Records excerpted from a collection:
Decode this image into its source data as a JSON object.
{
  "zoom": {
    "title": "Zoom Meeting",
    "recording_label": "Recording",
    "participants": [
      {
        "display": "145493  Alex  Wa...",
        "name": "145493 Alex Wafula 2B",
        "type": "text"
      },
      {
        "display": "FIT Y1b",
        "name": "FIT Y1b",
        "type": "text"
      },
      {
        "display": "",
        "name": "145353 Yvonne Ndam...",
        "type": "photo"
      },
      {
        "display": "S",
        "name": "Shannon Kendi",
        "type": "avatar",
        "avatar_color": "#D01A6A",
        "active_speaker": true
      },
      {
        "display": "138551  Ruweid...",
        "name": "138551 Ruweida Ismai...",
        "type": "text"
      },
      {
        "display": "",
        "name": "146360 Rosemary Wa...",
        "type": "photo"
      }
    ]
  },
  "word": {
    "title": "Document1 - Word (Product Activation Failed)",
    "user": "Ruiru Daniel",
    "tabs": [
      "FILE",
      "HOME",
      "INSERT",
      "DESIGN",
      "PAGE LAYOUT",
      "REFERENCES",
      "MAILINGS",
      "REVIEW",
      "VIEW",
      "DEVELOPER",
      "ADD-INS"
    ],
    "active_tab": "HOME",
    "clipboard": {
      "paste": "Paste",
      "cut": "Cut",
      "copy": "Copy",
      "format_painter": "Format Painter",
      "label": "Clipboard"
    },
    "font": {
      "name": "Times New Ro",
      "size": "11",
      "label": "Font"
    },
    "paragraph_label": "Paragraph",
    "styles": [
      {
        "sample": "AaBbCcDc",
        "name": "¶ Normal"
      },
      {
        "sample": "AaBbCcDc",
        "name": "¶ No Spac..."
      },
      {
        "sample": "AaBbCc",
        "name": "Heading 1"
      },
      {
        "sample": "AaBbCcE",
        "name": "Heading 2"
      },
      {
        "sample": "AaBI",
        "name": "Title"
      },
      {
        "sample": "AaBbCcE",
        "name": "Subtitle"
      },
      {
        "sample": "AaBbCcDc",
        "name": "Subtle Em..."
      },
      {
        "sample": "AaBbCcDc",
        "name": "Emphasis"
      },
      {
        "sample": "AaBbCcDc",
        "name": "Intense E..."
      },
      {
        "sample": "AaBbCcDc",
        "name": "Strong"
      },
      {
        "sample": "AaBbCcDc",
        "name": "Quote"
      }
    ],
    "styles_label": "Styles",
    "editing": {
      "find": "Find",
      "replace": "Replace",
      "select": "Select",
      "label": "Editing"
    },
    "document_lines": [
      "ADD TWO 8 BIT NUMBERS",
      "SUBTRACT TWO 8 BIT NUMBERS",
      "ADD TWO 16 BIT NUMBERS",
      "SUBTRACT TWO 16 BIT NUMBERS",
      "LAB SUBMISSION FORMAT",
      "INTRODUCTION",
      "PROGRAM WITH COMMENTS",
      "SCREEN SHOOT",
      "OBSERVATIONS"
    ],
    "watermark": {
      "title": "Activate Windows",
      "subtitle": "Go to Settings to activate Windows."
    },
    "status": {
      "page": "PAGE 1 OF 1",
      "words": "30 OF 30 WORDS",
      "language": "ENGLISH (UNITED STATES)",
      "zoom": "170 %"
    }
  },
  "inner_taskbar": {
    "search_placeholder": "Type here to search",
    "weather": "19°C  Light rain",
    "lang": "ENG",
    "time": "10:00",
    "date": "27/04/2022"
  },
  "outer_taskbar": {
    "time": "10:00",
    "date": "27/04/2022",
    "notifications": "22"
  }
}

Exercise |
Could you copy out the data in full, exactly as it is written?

Response |
Decode this image into its source data as a JSON object.
{
  "zoom": {
    "title": "Zoom Meeting",
    "recording_label": "Recording",
    "participants": [
      {
        "display": "145493  Alex  Wa...",
        "name": "145493 Alex Wafula 2B",
        "type": "text"
      },
      {
        "display": "FIT Y1b",
        "name": "FIT Y1b",
        "type": "text"
      },
      {
        "display": "",
        "name": "145353 Yvonne Ndam...",
        "type": "photo"
      },
      {
        "display": "S",
        "name": "Shannon Kendi",
        "type": "avatar",
        "avatar_color": "#D01A6A",
        "active_speaker": true
      },
      {
        "display": "138551  Ruweid...",
        "name": "138551 Ruweida Ismai...",
        "type": "text"
      },
      {
        "display": "",
        "name": "146360 Rosemary Wa...",
        "type": "photo"
      }
    ]
  },
  "word": {
    "title": "Document1 - Word (Product Activation Failed)",
    "user": "Ruiru Daniel",
    "tabs": [
      "FILE",
      "HOME",
      "INSERT",
      "DESIGN",
      "PAGE LAYOUT",
      "REFERENCES",
      "MAILINGS",
      "REVIEW",
      "VIEW",
      "DEVELOPER",
      "ADD-INS"
    ],
    "active_tab": "HOME",
    "clipboard": {
      "paste": "Paste",
      "cut": "Cut",
      "copy": "Copy",
      "format_painter": "Format Painter",
      "label": "Clipboard"
    },
    "font": {
      "name": "Times New Ro",
      "size": "11",
      "label": "Font"
    },
    "paragraph_label": "Paragraph",
    "styles": [
      {
        "sample": "AaBbCcDc",
        "name": "¶ Normal"
      },
      {
        "sample": "AaBbCcDc",
        "name": "¶ No Spac..."
      },
      {
        "sample": "AaBbCc",
        "name": "Heading 1"
      },
      {
        "sample": "AaBbCcE",
        "name": "Heading 2"
      },
      {
        "sample": "AaBI",
        "name": "Title"
      },
      {
        "sample": "AaBbCcE",
        "name": "Subtitle"
      },
      {
        "sample": "AaBbCcDc",
        "name": "Subtle Em..."
      },
      {
        "sample": "AaBbCcDc",
        "name": "Emphasis"
      },
      {
        "sample": "AaBbCcDc",
        "name": "Intense E..."
      },
      {
        "sample": "AaBbCcDc",
        "name": "Strong"
      },
      {
        "sample": "AaBbCcDc",
        "name": "Quote"
      }
    ],
    "styles_label": "Styles",
    "editing": {
      "find": "Find",
      "replace": "Replace",
      "select": "Select",
      "label": "Editing"
    },
    "document_lines": [
      "ADD TWO 8 BIT NUMBERS",
      "SUBTRACT TWO 8 BIT NUMBERS",
      "ADD TWO 16 BIT NUMBERS",
      "SUBTRACT TWO 16 BIT NUMBERS",
      "LAB SUBMISSION FORMAT",
      "INTRODUCTION",
      "PROGRAM WITH COMMENTS",
      "SCREEN SHOOT",
      "OBSERVATIONS"
    ],
    "watermark": {
      "title": "Activate Windows",
      "subtitle": "Go to Settings to activate Windows."
    },
    "status": {
      "page": "PAGE 1 OF 1",
      "words": "30 OF 30 WORDS",
      "language": "ENGLISH (UNITED STATES)",
      "zoom": "170 %"
    }
  },
  "inner_taskbar": {
    "search_placeholder": "Type here to search",
    "weather": "19°C  Light rain",
    "lang": "ENG",
    "time": "10:00",
    "date": "27/04/2022"
  },
  "outer_taskbar": {
    "time": "10:00",
    "date": "27/04/2022",
    "notifications": "22"
  }
}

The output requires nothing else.